He also noted that due to the debt owed the company, it is unable to meet output demand. “Now they are saying we must first provide services, but how do we do all of this from the bank without the funds. The government owes us for services rendered, and we are saying they should pay us so we can render quality services to Nigerians.”
He also argued that the lack of political will to enforce tariff increment has hindered the development of the power sector, adding that “the fight against tariff increment is baseless.”
On his part, the Director General of the Lagos Chambers of Commerce and Industry, LCCI, Muda Yussuf, identified the greatest challenge confronting the sector as insufficiency in the system from billing. He noted that the Minister disclosed recently that public agencies owe over N200 billion, adding that the agencies were not paying the Discos such money because the service was not right. “So it would be unfair to say because of that you want to increase tariff. It is only 50 percent that are paying their bills, and they would continue to pay. So, consumers would be bearing responsible losses for the others who do not pay. And that is not fair. Some of those equipment are also old; there are issues of technical losses. We get power from the Gencos.
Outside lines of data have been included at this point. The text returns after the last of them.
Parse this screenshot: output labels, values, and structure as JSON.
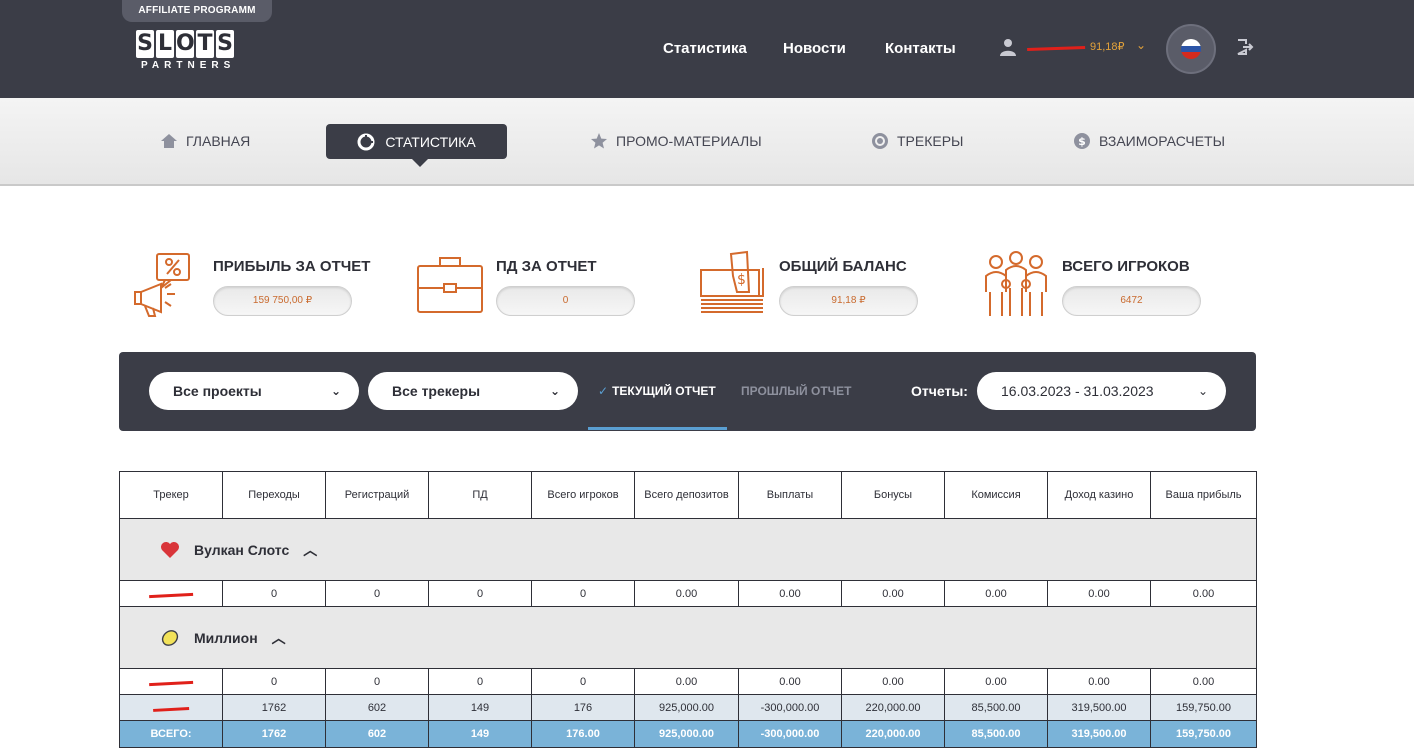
{
  "header": {
    "affiliate_tab": "AFFILIATE PROGRAMM",
    "logo_letters": [
      "S",
      "L",
      "O",
      "T",
      "S"
    ],
    "logo_sub": "PARTNERS",
    "nav": [
      "Статистика",
      "Новости",
      "Контакты"
    ],
    "balance": "91,18₽",
    "accent": "#e3a23a",
    "bg": "#3b3d47"
  },
  "subnav": {
    "items": [
      "ГЛАВНАЯ",
      "СТАТИСТИКА",
      "ПРОМО-МАТЕРИАЛЫ",
      "ТРЕКЕРЫ",
      "ВЗАИМОРАСЧЕТЫ"
    ],
    "active": "СТАТИСТИКА"
  },
  "cards": [
    {
      "title": "ПРИБЫЛЬ ЗА ОТЧЕТ",
      "value": "159 750,00 ₽",
      "icon": "megaphone-percent-icon"
    },
    {
      "title": "ПД ЗА ОТЧЕТ",
      "value": "0",
      "icon": "briefcase-icon"
    },
    {
      "title": "ОБЩИЙ БАЛАНС",
      "value": "91,18 ₽",
      "icon": "money-stack-icon"
    },
    {
      "title": "ВСЕГО ИГРОКОВ",
      "value": "6472",
      "icon": "group-people-icon"
    }
  ],
  "filter": {
    "projects": "Все проекты",
    "trackers": "Все трекеры",
    "current_tab": "ТЕКУЩИЙ ОТЧЕТ",
    "prev_tab": "ПРОШЛЫЙ ОТЧЕТ",
    "reports_label": "Отчеты:",
    "date_range": "16.03.2023 - 31.03.2023"
  },
  "table": {
    "columns": [
      "Трекер",
      "Переходы",
      "Регистраций",
      "ПД",
      "Всего игроков",
      "Всего депозитов",
      "Выплаты",
      "Бонусы",
      "Комиссия",
      "Доход казино",
      "Ваша прибыль"
    ],
    "groups": [
      {
        "name": "Вулкан Слотс",
        "rows": [
          [
            "0",
            "0",
            "0",
            "0",
            "0.00",
            "0.00",
            "0.00",
            "0.00",
            "0.00",
            "0.00"
          ]
        ]
      },
      {
        "name": "Миллион",
        "rows": [
          [
            "0",
            "0",
            "0",
            "0",
            "0.00",
            "0.00",
            "0.00",
            "0.00",
            "0.00",
            "0.00"
          ],
          [
            "1762",
            "602",
            "149",
            "176",
            "925,000.00",
            "-300,000.00",
            "220,000.00",
            "85,500.00",
            "319,500.00",
            "159,750.00"
          ]
        ]
      }
    ],
    "total_label": "ВСЕГО:",
    "total": [
      "1762",
      "602",
      "149",
      "176.00",
      "925,000.00",
      "-300,000.00",
      "220,000.00",
      "85,500.00",
      "319,500.00",
      "159,750.00"
    ]
  }
}
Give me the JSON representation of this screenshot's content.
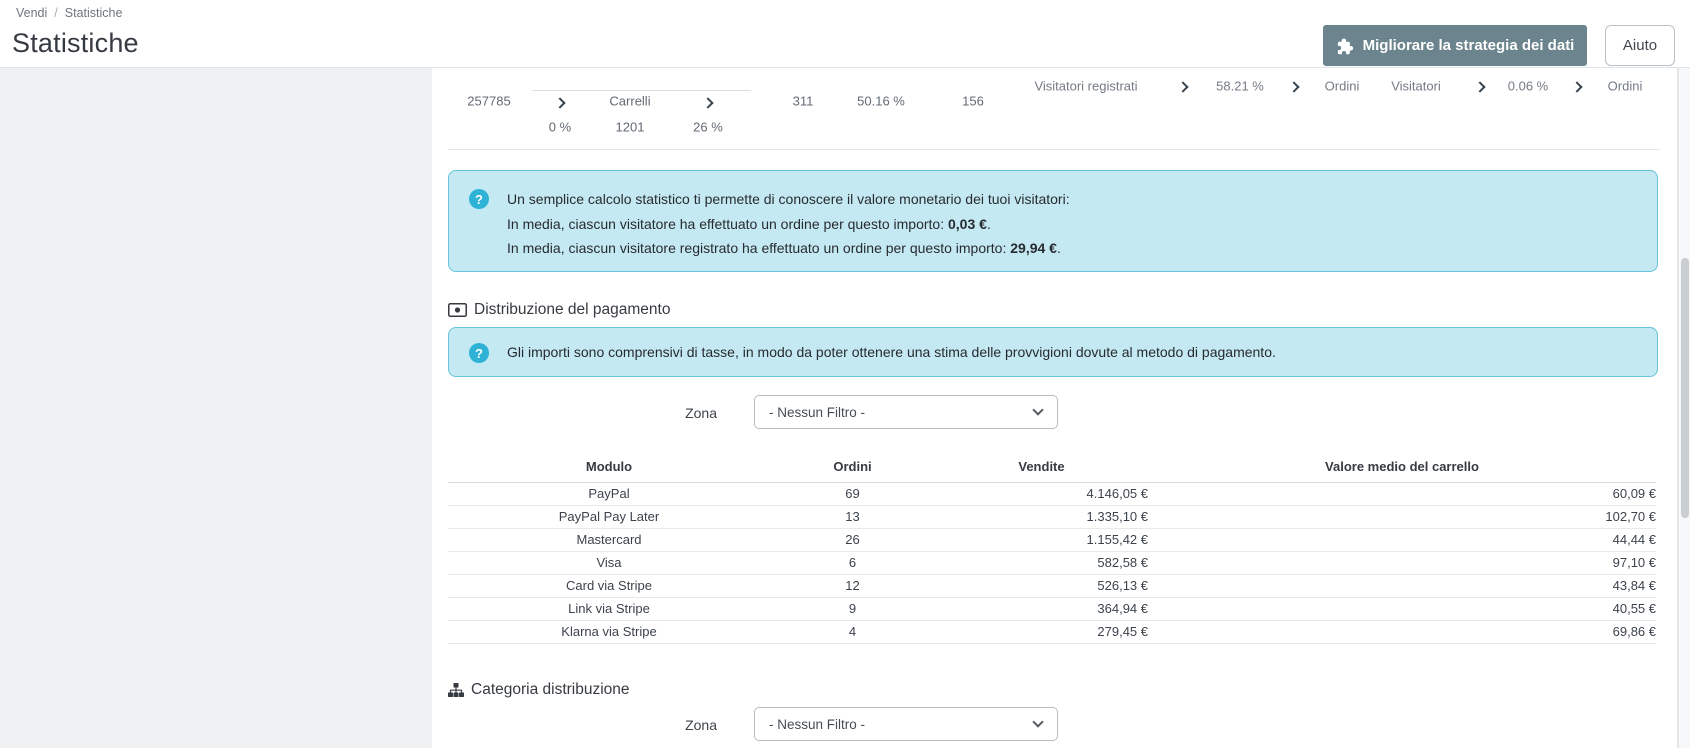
{
  "breadcrumb": {
    "section": "Vendi",
    "separator": "/",
    "page": "Statistiche"
  },
  "header": {
    "title": "Statistiche",
    "improve_button_label": "Migliorare la strategia dei dati",
    "help_button_label": "Aiuto"
  },
  "funnel": {
    "visitors_count": "257785",
    "visitors_to_carts_rate": "0 %",
    "carts_label": "Carrelli",
    "carts_count": "1201",
    "carts_to_orders_rate": "26 %",
    "orders_count": "311",
    "valid_orders_rate": "50.16 %",
    "registered_orders_count": "156",
    "registered_visitors_label": "Visitatori registrati",
    "registered_conversion_rate": "58.21 %",
    "orders_label_1": "Ordini",
    "visitors_label": "Visitatori",
    "visitor_conversion_rate": "0.06 %",
    "orders_label_2": "Ordini"
  },
  "visitor_value_info": {
    "line1": "Un semplice calcolo statistico ti permette di conoscere il valore monetario dei tuoi visitatori:",
    "line2_text": "In media, ciascun visitatore ha effettuato un ordine per questo importo: ",
    "line2_value": "0,03 €",
    "line2_end": ".",
    "line3_text": "In media, ciascun visitatore registrato ha effettuato un ordine per questo importo: ",
    "line3_value": "29,94 €",
    "line3_end": "."
  },
  "payment_section": {
    "title": "Distribuzione del pagamento",
    "info": "Gli importi sono comprensivi di tasse, in modo da poter ottenere una stima delle provvigioni dovute al metodo di pagamento.",
    "zone_label": "Zona",
    "zone_selected": "- Nessun Filtro -",
    "table": {
      "headers": [
        "Modulo",
        "Ordini",
        "Vendite",
        "Valore medio del carrello"
      ],
      "rows": [
        [
          "PayPal",
          "69",
          "4.146,05 €",
          "60,09 €"
        ],
        [
          "PayPal Pay Later",
          "13",
          "1.335,10 €",
          "102,70 €"
        ],
        [
          "Mastercard",
          "26",
          "1.155,42 €",
          "44,44 €"
        ],
        [
          "Visa",
          "6",
          "582,58 €",
          "97,10 €"
        ],
        [
          "Card via Stripe",
          "12",
          "526,13 €",
          "43,84 €"
        ],
        [
          "Link via Stripe",
          "9",
          "364,94 €",
          "40,55 €"
        ],
        [
          "Klarna via Stripe",
          "4",
          "279,45 €",
          "69,86 €"
        ]
      ]
    }
  },
  "category_section": {
    "title": "Categoria distribuzione",
    "zone_label": "Zona",
    "zone_selected": "- Nessun Filtro -"
  },
  "icons": {
    "info": "?",
    "improve_button": "puzzle-piece",
    "payment_section": "banknote",
    "category_section": "sitemap",
    "funnel_step": "chevron-right",
    "zone_select": "chevron-down"
  },
  "colors": {
    "accent_info": "#2eb3d6",
    "info_box_bg": "#c5e9f2",
    "info_box_border": "#65c4da",
    "improve_button_bg": "#6c848e",
    "page_bg": "#eef0f1"
  }
}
“Some of the investors are highly indebted to the banks. You know what the cost of funding is, and you are supposed to come to this kind of business with reasonable entity. I’m not sure most of them have a good percentage of STPs. The financing structure of the acquisition is also an issue.
“The fact is these Gencos are different from the government; they are private. If the government owes them, it is a different thing; if the government is the one owing they can decline gas supply to the government. The Gencos are different from the government.”